##### EXERCISE INPUTS

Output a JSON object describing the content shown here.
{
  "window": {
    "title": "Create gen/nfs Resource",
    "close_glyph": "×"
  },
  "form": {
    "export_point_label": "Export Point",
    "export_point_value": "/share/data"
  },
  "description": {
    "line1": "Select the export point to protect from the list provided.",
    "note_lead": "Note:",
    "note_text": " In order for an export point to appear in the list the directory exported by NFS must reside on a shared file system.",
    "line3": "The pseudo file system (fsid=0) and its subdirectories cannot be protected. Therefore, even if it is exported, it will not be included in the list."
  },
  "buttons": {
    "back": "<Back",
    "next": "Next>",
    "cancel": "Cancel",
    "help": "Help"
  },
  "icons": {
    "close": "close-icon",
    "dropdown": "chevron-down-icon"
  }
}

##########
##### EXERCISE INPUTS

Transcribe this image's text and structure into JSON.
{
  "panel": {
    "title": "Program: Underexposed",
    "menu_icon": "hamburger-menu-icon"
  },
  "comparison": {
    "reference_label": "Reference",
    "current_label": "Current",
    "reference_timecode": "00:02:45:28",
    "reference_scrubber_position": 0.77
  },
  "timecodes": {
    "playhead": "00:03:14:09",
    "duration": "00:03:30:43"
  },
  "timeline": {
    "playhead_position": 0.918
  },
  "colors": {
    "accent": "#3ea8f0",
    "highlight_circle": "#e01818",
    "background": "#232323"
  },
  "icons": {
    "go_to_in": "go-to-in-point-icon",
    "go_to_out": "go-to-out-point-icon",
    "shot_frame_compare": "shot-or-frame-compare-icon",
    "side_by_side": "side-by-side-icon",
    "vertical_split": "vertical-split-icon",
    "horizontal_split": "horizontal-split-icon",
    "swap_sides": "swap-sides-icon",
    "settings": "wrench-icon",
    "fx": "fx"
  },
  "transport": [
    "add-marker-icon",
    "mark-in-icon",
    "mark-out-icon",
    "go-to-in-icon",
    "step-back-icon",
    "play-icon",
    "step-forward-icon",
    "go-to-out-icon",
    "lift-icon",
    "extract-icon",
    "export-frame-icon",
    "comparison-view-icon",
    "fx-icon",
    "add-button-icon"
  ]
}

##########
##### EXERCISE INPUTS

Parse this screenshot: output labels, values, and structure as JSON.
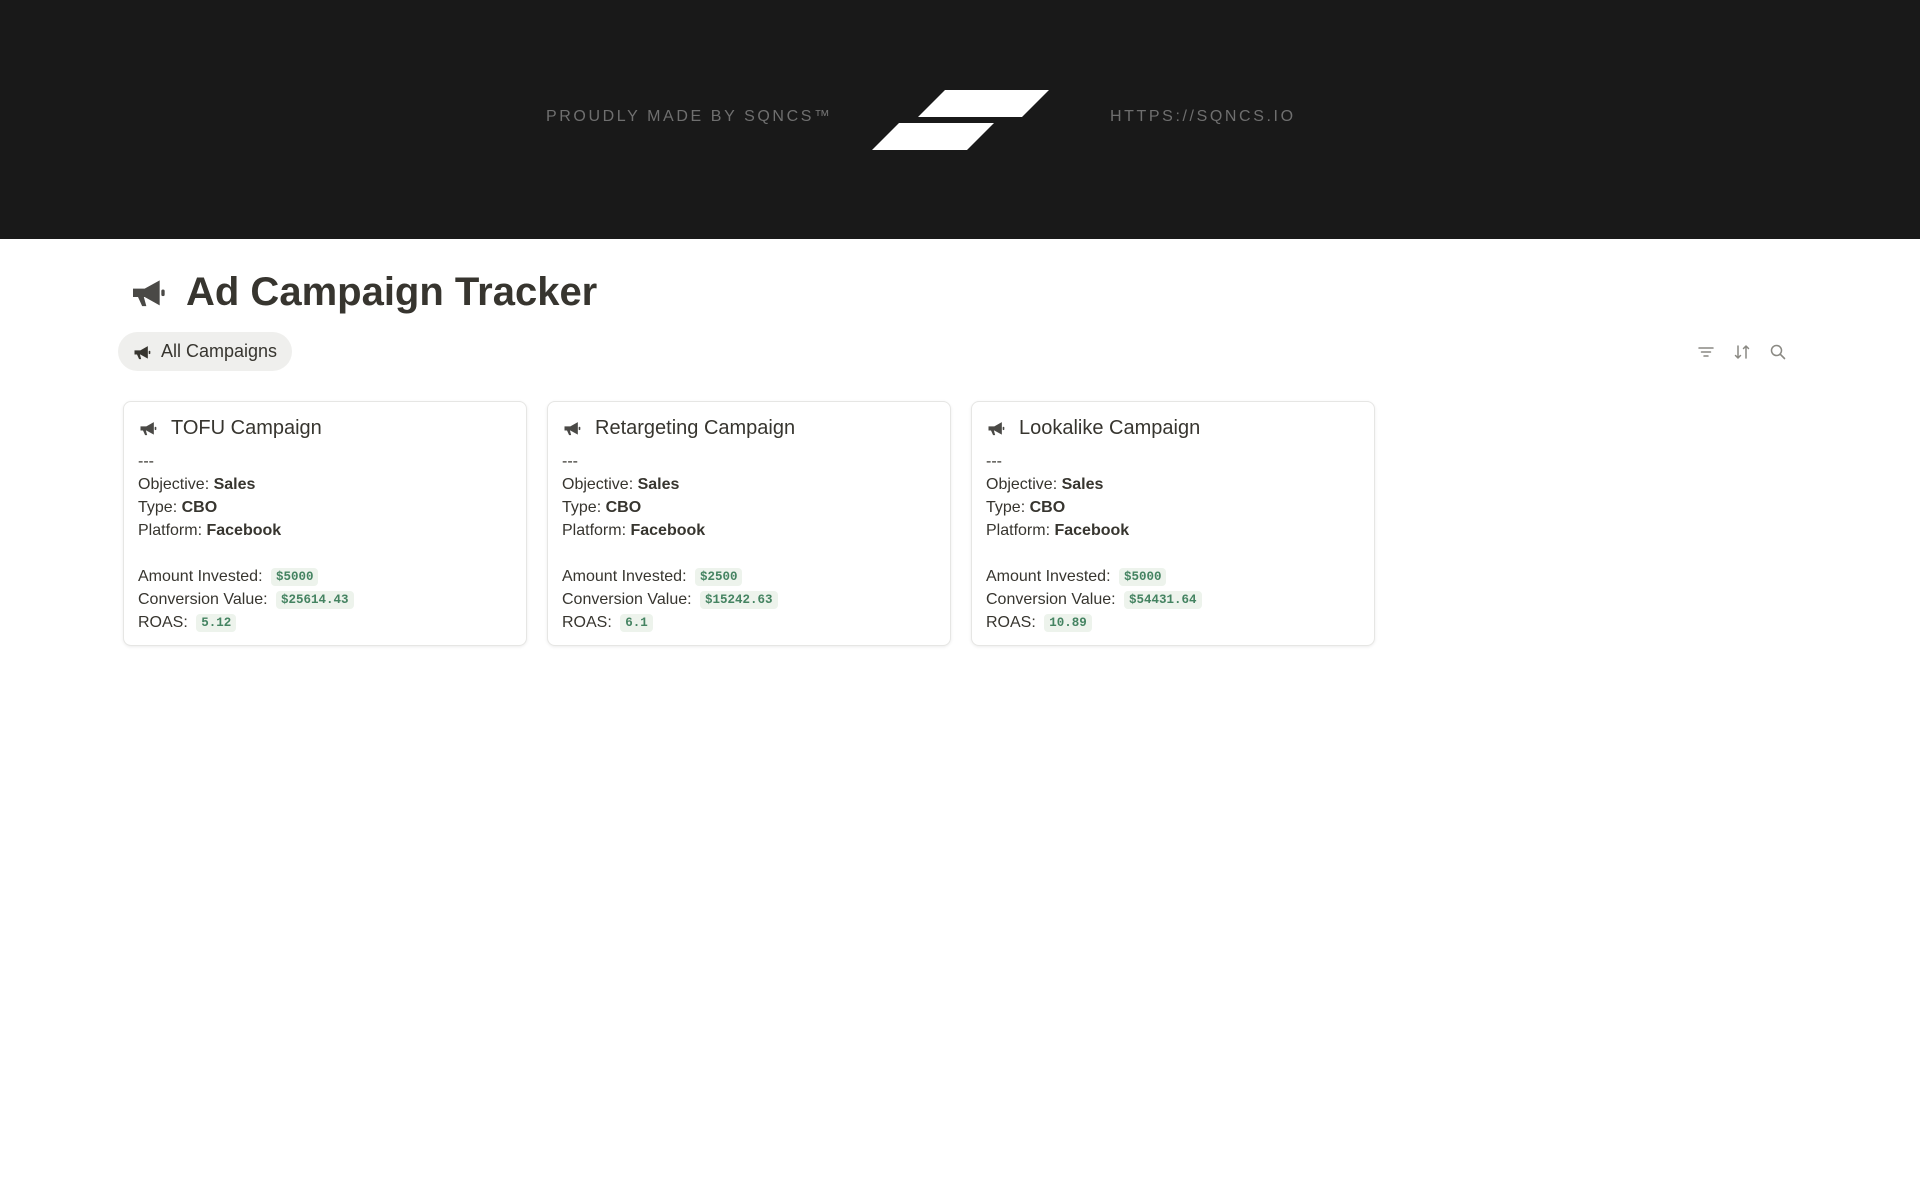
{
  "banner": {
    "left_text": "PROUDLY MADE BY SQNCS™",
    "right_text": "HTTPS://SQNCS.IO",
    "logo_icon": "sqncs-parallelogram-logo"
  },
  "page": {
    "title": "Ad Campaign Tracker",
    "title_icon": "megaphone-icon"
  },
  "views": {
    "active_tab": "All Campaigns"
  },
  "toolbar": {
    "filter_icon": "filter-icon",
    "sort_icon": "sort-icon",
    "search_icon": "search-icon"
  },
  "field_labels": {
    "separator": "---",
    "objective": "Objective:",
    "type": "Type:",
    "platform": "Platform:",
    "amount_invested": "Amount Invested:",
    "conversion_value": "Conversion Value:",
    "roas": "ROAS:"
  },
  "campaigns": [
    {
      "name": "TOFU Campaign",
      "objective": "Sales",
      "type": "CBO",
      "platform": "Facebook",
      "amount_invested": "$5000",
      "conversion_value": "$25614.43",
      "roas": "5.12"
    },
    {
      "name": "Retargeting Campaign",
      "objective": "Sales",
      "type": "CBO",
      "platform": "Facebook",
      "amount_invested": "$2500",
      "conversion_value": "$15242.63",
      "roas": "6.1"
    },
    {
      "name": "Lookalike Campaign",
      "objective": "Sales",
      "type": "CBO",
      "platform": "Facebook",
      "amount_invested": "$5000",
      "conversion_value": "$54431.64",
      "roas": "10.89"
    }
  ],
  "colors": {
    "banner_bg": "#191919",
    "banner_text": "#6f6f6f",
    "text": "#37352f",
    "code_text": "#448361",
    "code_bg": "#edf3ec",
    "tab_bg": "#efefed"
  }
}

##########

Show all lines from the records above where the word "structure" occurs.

Transcribe this image's text and structure into JSON.
Parse this screenshot: output labels, values, and structure as JSON.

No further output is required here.